Maria had already developed her own memories of adventures to the island’s impressive power stations – including Tarraleah.
“My family and I went on a short holiday to Tarraleah some years before I was part of the Hydro project, and we loved the peaceful location, and the beautiful houses that are still intact and beautifully designed,” Maria shares. “Also, the wind in the bush, the birds, and the magnificent huge pipes that rush the water down into the gorges – and, of course, the cows!”
Tarraleah was commissioned for construction between 1938-51, and it was built into the landscape of the Central Highlands region. Water barrels through tunnels and canals before dropping 290 metres, where it finally flows to the power station, alongside water from Tungatinah Power Station. With six turbines, it can generate 93.6 megawatts of electricity – enough to sustain thousands of homes.
This enormous infrastructure project was made possible due to migrant workers who travelled to Tasmania after World War II. Many came from Poland to live in the small Tarraleah Village, which was built to house them as they worked on the hydro scheme.
While writing Tarraleah, Maria undertook research into this crucial part of the island’s history. She says one story that struck her was the arrival of 300 Polish ex-servicemen who were offered work building the stations, often in dangerous conditions.
“They initially thought they would be going to New South Wales, but were persuaded to travel a little further because they were needed in a place called Tasmania, which none of them had heard of,” Maria says.
“It would have been terribly hard for them to land in a freezing cold place, on the other side of the world from their homes and families after Poland was devastated by the war, wondering how they would rebuild their lives.”
To share their stories, Maria chose to compose traditional folk songs and hymns into their music, reimagining fragments of memorable tunes.

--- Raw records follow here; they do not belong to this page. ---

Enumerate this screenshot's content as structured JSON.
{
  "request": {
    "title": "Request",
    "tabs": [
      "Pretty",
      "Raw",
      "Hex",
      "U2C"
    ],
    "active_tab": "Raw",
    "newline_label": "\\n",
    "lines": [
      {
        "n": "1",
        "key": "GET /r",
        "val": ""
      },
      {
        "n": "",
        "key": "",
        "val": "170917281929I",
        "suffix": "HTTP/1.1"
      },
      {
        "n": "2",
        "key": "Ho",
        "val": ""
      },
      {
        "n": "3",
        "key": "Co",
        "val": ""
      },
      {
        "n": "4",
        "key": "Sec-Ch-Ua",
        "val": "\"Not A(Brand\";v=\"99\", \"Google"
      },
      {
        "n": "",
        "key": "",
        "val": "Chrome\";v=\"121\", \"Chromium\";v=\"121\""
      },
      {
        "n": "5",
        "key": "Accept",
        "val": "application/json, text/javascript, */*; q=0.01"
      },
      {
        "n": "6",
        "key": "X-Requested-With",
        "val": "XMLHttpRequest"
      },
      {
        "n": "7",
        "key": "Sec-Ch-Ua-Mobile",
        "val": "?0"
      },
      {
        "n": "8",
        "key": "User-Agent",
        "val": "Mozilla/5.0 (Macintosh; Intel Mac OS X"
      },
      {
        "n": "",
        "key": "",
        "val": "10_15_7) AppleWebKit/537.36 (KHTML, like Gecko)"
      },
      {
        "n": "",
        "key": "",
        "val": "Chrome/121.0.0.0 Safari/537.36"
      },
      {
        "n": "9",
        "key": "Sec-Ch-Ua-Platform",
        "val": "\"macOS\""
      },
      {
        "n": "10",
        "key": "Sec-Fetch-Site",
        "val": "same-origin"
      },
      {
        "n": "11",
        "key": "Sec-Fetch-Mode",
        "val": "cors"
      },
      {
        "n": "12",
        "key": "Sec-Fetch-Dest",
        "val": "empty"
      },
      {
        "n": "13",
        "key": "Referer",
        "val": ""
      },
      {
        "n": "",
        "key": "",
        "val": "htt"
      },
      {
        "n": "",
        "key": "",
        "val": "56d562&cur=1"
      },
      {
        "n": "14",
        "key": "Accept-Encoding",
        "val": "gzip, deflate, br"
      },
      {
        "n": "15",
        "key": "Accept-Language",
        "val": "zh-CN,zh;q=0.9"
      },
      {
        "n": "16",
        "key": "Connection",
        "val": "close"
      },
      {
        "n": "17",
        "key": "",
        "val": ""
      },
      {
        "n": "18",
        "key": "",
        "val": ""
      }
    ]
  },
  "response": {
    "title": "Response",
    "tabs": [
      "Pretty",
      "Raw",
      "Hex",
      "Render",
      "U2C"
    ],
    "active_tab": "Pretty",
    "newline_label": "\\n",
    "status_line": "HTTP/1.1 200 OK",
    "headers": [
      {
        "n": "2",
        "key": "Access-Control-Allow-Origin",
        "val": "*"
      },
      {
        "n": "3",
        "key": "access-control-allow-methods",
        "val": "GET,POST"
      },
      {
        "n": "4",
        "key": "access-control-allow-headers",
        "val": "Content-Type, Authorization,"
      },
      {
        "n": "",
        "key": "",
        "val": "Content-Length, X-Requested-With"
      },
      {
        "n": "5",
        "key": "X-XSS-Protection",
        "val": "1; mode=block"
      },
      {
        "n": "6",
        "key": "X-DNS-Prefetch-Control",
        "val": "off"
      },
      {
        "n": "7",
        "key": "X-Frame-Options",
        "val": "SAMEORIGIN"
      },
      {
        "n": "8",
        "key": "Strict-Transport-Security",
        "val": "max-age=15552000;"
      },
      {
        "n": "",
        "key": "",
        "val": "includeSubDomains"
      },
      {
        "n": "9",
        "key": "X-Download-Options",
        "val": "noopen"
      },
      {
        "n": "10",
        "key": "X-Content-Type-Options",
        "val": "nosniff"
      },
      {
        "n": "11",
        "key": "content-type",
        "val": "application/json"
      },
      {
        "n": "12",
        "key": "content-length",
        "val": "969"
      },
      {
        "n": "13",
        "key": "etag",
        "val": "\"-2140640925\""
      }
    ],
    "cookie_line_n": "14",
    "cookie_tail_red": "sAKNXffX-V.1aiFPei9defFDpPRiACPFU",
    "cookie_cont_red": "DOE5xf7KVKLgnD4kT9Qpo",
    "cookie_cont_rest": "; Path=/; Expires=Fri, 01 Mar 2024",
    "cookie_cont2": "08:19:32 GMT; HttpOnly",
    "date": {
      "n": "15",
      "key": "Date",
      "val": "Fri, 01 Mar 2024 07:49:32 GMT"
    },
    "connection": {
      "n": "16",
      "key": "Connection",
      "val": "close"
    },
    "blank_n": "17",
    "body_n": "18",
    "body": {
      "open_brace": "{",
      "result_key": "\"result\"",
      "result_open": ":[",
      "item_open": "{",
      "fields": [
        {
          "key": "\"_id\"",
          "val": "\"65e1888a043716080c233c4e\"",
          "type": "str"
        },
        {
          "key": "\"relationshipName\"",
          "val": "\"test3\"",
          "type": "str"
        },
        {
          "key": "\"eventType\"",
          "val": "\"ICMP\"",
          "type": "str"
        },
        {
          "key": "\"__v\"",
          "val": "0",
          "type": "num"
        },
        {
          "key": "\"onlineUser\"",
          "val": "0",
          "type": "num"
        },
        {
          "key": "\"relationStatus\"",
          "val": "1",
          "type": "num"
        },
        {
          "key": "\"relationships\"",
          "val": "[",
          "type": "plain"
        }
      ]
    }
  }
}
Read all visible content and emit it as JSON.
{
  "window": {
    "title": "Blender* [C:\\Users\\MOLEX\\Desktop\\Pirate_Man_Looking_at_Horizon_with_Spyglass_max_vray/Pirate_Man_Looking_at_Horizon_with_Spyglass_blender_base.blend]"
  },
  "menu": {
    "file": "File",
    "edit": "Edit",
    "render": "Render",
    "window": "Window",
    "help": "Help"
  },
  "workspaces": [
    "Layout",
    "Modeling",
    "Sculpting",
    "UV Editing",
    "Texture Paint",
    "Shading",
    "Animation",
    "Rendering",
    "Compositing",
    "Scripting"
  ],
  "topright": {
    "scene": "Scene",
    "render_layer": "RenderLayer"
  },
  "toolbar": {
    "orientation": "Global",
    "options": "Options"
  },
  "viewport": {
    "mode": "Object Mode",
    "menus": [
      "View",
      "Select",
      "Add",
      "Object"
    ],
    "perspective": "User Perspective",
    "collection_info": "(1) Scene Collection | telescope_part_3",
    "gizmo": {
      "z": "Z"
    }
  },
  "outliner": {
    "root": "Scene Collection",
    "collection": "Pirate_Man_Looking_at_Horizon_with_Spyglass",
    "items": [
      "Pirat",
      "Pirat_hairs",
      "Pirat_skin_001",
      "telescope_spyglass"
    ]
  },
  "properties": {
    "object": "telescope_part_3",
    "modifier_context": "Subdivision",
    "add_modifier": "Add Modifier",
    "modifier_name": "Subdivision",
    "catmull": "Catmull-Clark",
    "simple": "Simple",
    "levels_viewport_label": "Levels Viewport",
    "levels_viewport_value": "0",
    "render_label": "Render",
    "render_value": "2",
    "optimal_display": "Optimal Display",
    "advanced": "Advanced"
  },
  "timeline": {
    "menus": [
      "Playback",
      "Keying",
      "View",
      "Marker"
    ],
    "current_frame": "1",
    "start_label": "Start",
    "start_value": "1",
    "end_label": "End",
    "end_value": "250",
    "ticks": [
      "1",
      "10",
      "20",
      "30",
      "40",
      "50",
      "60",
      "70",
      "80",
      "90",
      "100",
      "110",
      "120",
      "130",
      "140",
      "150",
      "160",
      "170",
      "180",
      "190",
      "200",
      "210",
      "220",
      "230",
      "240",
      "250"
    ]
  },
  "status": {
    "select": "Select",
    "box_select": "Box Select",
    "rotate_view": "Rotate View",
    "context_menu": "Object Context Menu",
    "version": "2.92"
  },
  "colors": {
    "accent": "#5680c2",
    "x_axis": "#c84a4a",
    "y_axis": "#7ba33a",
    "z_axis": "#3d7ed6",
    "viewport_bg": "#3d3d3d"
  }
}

One hymn that inspired her was called Bogurodzica – ‘Mother of God’.
“This is a medieval Catholic hymn from the 10th-13th centuries that was often sung at war time and to bring protection to those in need,” Maria explains.
“I am very interested in ‘re-composing’ hymns and folk tunes, particularly those that are relevant to a work I am writing. In this piece, I have taken the melodic contour of the hymn, which is not notated with any rhythm due to the age of the hymn – before rhythmic notation was invented!”
The composer adapted these fragments into a melody for French horn, before writing a faster section that juxtaposes another melody against it.
“It is fascinating to see how music connects people and their stories,” Maria says. For this reason or another, Maria didn’t compose the sounds of the power station itself, or an interpretation of the infrastructure. Instead, she wrote music that would have reflected the lives of those who lived in Tarraleah Village – “sounds that echo the birds in the trees, and the sounds of water and the environment”.
Tarraleah was given its first performances in Burnie, Zeehan, and – of course – the Great Hall of Tarraleah itself. On reflection, Maria says these families’ “work was so important in bringing Tasmania into the 20th Century”.
“Capturing power from natural sustainable resources is a very relevant topic today. So it is not just a part of our history that has no connection to us in 2022 – quite the opposite.”